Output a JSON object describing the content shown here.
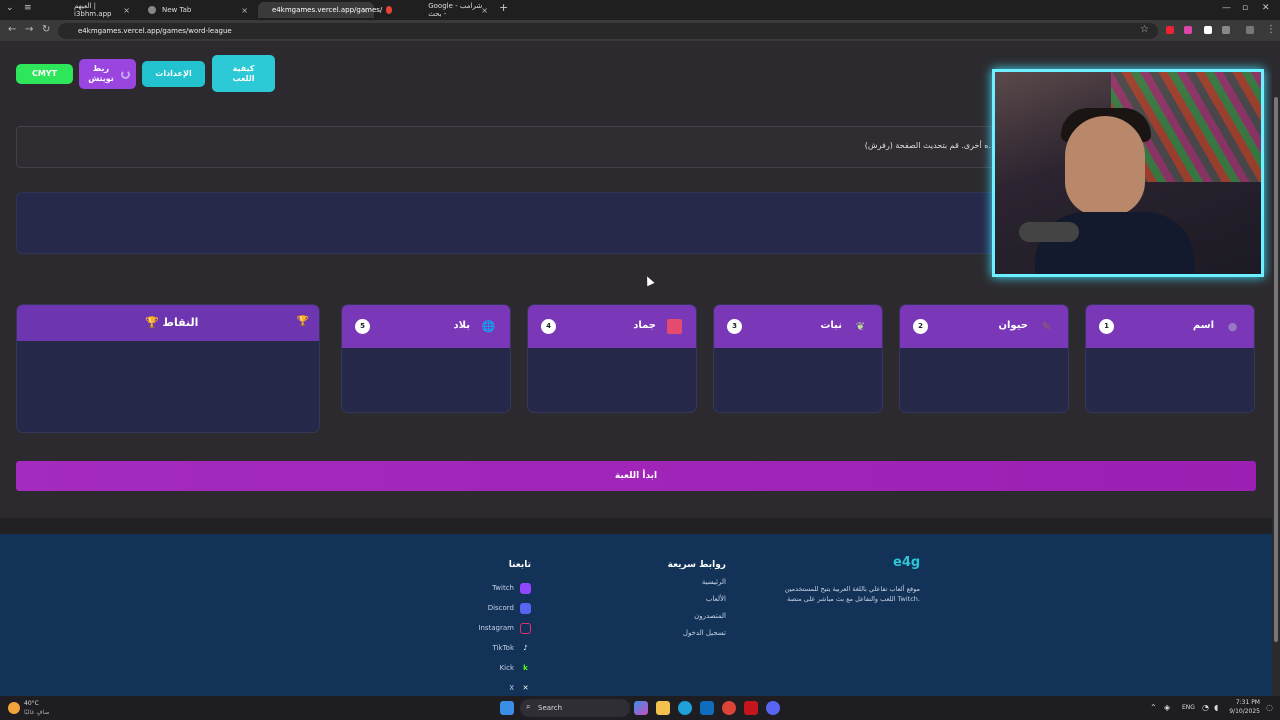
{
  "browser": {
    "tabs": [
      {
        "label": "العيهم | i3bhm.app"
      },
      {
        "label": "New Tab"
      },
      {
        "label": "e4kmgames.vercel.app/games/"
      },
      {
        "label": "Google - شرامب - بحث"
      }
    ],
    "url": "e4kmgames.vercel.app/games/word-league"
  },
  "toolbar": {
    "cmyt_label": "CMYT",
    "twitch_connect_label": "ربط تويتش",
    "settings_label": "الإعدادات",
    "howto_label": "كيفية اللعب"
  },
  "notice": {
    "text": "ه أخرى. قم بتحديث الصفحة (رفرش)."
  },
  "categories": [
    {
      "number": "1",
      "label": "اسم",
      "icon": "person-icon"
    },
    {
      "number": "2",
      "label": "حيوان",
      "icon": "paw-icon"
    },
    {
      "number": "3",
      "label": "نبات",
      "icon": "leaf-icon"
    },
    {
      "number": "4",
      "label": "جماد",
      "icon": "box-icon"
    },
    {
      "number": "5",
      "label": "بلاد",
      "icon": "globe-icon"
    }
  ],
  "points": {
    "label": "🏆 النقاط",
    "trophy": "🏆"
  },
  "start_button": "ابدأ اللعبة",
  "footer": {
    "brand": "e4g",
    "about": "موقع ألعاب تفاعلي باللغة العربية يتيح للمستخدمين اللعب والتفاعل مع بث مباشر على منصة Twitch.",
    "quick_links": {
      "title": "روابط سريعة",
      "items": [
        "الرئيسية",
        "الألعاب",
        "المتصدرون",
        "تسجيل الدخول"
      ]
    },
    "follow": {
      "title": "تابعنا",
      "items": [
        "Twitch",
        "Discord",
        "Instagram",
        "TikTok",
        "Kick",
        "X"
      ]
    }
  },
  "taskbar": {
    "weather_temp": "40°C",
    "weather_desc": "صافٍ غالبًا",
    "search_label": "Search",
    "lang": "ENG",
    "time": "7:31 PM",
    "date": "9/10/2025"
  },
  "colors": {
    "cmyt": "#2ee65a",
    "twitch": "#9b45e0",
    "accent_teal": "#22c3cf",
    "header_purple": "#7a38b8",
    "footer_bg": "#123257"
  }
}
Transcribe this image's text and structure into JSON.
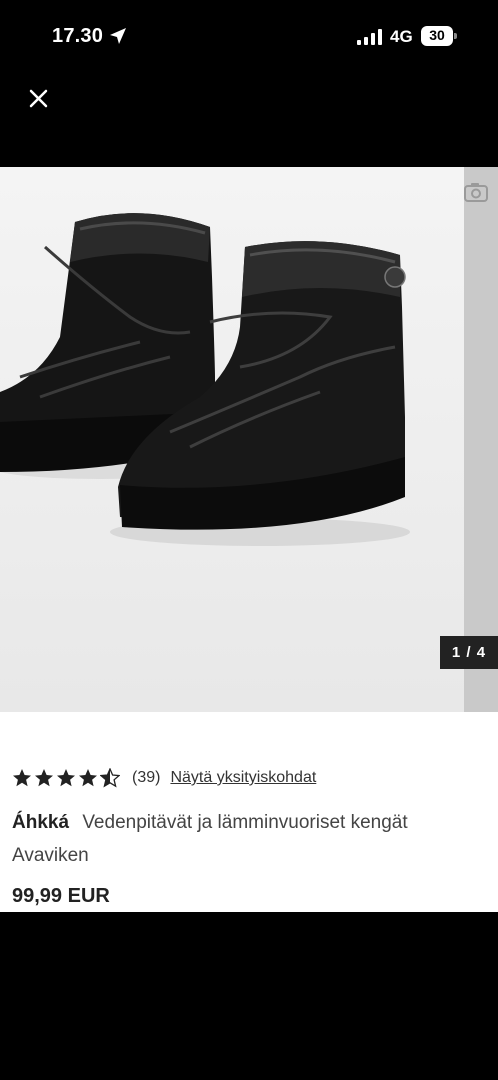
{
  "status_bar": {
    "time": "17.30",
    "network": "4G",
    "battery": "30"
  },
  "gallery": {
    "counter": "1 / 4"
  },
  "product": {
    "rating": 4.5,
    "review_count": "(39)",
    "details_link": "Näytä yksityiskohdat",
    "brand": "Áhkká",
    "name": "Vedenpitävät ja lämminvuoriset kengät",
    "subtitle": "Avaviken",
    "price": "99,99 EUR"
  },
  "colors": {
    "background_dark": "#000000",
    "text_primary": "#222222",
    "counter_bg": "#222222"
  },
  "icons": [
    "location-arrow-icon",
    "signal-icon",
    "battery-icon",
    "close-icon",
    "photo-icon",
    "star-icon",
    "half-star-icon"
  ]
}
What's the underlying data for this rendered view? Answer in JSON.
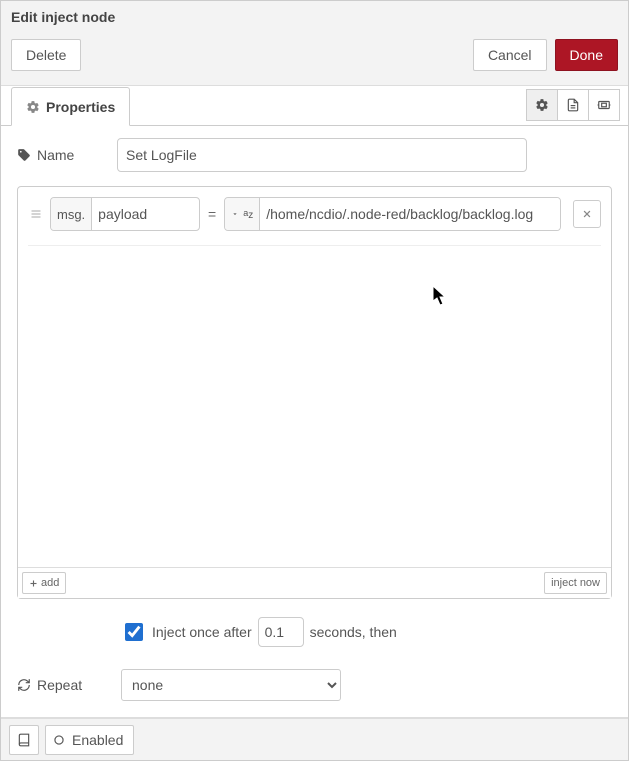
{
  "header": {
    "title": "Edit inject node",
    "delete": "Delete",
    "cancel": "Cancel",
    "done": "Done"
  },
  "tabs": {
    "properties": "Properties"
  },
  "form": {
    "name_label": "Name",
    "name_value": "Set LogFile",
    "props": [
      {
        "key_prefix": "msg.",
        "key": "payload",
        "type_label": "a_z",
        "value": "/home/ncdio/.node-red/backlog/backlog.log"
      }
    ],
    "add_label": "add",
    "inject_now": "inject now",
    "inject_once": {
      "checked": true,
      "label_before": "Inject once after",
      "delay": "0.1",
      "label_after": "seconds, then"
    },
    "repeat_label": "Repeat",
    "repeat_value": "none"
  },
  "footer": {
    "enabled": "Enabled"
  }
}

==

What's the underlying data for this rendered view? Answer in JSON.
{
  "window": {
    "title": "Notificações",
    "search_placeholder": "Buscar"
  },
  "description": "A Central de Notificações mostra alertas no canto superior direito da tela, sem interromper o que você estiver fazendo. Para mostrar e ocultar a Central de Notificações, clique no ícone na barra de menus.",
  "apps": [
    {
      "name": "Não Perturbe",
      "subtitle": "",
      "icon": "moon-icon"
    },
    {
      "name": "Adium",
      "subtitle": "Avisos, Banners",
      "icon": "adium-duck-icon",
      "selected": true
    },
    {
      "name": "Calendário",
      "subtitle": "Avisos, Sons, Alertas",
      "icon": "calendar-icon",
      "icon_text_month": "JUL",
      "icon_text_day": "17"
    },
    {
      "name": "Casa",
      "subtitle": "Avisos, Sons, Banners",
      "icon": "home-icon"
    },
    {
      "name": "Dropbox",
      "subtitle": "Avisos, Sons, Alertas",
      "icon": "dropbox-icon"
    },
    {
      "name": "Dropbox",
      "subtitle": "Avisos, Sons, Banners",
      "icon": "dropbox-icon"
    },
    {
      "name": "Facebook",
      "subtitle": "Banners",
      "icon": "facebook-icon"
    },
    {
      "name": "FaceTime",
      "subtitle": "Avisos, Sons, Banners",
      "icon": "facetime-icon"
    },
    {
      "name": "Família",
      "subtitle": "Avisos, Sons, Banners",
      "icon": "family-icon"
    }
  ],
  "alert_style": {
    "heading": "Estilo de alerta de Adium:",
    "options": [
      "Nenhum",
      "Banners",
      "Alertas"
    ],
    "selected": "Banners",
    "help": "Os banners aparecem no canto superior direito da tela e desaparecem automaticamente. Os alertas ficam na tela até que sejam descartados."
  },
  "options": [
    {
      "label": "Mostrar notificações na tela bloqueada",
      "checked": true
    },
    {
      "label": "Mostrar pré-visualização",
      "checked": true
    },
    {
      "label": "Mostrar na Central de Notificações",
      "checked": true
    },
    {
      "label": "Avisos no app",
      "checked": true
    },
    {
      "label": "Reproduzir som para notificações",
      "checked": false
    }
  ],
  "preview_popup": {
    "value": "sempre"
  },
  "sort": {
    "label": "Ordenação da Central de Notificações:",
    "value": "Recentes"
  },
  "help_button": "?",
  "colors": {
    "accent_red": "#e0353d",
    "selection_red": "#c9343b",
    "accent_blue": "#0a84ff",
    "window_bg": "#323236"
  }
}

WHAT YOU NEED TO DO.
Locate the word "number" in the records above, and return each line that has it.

OUTPUT FOR THIS EXERCISE.
      "number": "1",
      "number": "2",
      "number": "3",
      "number": "4",
      "number": "5",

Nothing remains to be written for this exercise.